Ed Lochhead knows the importance of CPR because it saved his wife’s life.
In August, the couple was driving from Calgary to Vancouver for a much-anticipated vacation. On a remote stretch of highway in British Columbia, Ed noticed his wife, Janice, was suddenly quiet. He turned to find her unconscious and in cardiac arrest.
Desperate to save her life, Ed frantically pulled over and tried to wave down a passing truck. But the driver didn’t see him. Ed rushed back to his vehicle and caught up with the truck until it stopped. The driver, Vijaydeep Sahasi, immediately called 911.
Sahasi was told to remove Ed’s wife from the vehicle and perform CPR (Cardio-Pulmonary Resuscitation). CPR is an emergency procedure performed to manually preserve brain function until spontaneous blood circulation and breathing are restored.
Examining Janice, Sahasi could tell how serious the situation was. There was «no breathing, no pulse, nothing,» Sahasi recalled.
He hadn’t performed CPR before and was afraid of causing injury. The 911 operator provided good instruction and reassurance while they waited for help.
«Being on the highway was a blessing,» Ed explained. Otherwise, he runs his own business and would have been at work, away from his wife when her cardiac arrest occurred.
Given their remote location, an ambulance didn’t arrive for close to 30 minutes. During this time, Sahasi continued to perform life-sustaining CPR.
«Somebody can survive that long with CPR. It’s a testament to CPR,» Ed said emphatically.
Janice was transported to Kelowna and then to Calgary by air ambulance. She was in a medically induced coma for 48 hours and has since slowly recovered.
Still shaken, Ed decided to learn CPR and encourages everyone to learn it. Click here to find a CPR or First Aid course in your area.

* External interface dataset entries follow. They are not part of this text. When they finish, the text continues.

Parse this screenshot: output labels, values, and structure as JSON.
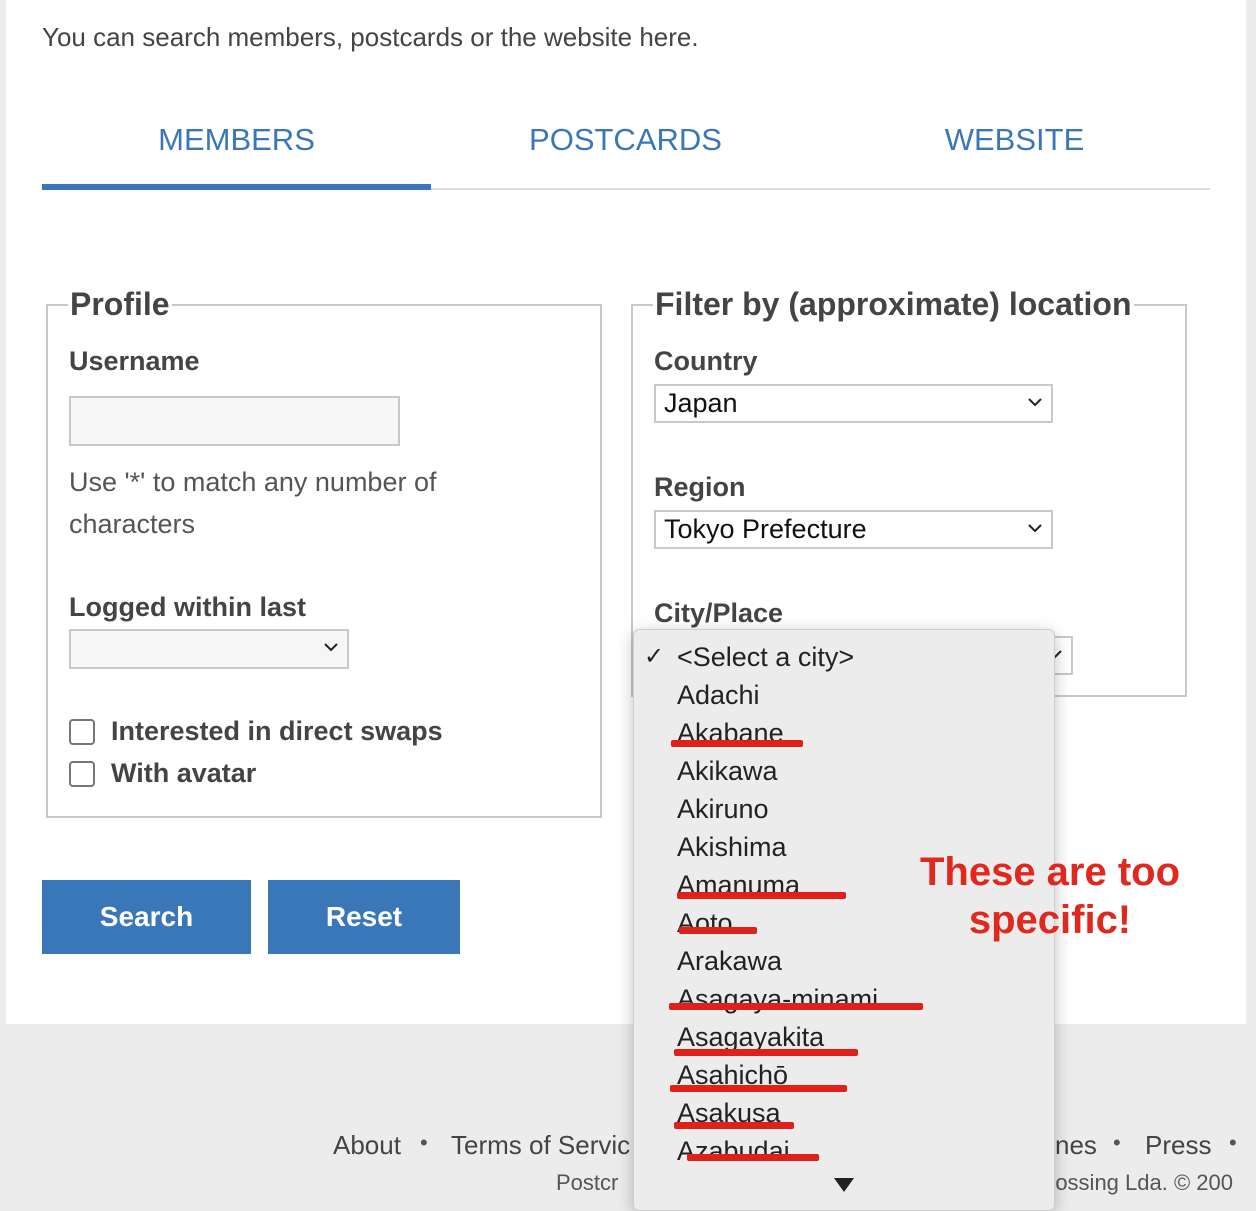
{
  "intro": "You can search members, postcards or the website here.",
  "tabs": [
    {
      "label": "MEMBERS",
      "active": true
    },
    {
      "label": "POSTCARDS",
      "active": false
    },
    {
      "label": "WEBSITE",
      "active": false
    }
  ],
  "profile": {
    "legend": "Profile",
    "username_label": "Username",
    "username_value": "",
    "hint": "Use '*' to match any number of characters",
    "logged_label": "Logged within last",
    "logged_value": "",
    "checkboxes": [
      {
        "label": "Interested in direct swaps",
        "checked": false
      },
      {
        "label": "With avatar",
        "checked": false
      }
    ]
  },
  "location": {
    "legend": "Filter by (approximate) location",
    "country_label": "Country",
    "country_value": "Japan",
    "region_label": "Region",
    "region_value": "Tokyo Prefecture",
    "city_label": "City/Place"
  },
  "buttons": {
    "search": "Search",
    "reset": "Reset"
  },
  "city_dropdown": {
    "selected_check": "✓",
    "items": [
      {
        "label": "<Select a city>",
        "selected": true,
        "struck": false
      },
      {
        "label": "Adachi",
        "selected": false,
        "struck": false
      },
      {
        "label": "Akabane",
        "selected": false,
        "struck": true
      },
      {
        "label": "Akikawa",
        "selected": false,
        "struck": false
      },
      {
        "label": "Akiruno",
        "selected": false,
        "struck": false
      },
      {
        "label": "Akishima",
        "selected": false,
        "struck": false
      },
      {
        "label": "Amanuma",
        "selected": false,
        "struck": true
      },
      {
        "label": "Aoto",
        "selected": false,
        "struck": true
      },
      {
        "label": "Arakawa",
        "selected": false,
        "struck": false
      },
      {
        "label": "Asagaya-minami",
        "selected": false,
        "struck": true
      },
      {
        "label": "Asagayakita",
        "selected": false,
        "struck": true
      },
      {
        "label": "Asahichō",
        "selected": false,
        "struck": true
      },
      {
        "label": "Asakusa",
        "selected": false,
        "struck": true
      },
      {
        "label": "Azabudai",
        "selected": false,
        "struck": true
      }
    ]
  },
  "annotation": {
    "text": "These are too specific!",
    "color": "#e0281f"
  },
  "footer": {
    "about": "About",
    "terms": "Terms of Servic",
    "partial_link": "nes",
    "press": "Press",
    "dot": "•",
    "copy_left": "Postcr",
    "copy_right": "rossing Lda. © 200"
  },
  "colors": {
    "accent": "#3a77b9",
    "annotation_red": "#e0201a"
  }
}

«I was running a little late that day and it must have been for a reason,” said Sahasi. “I am so grateful. They are happy together and that is my reward.»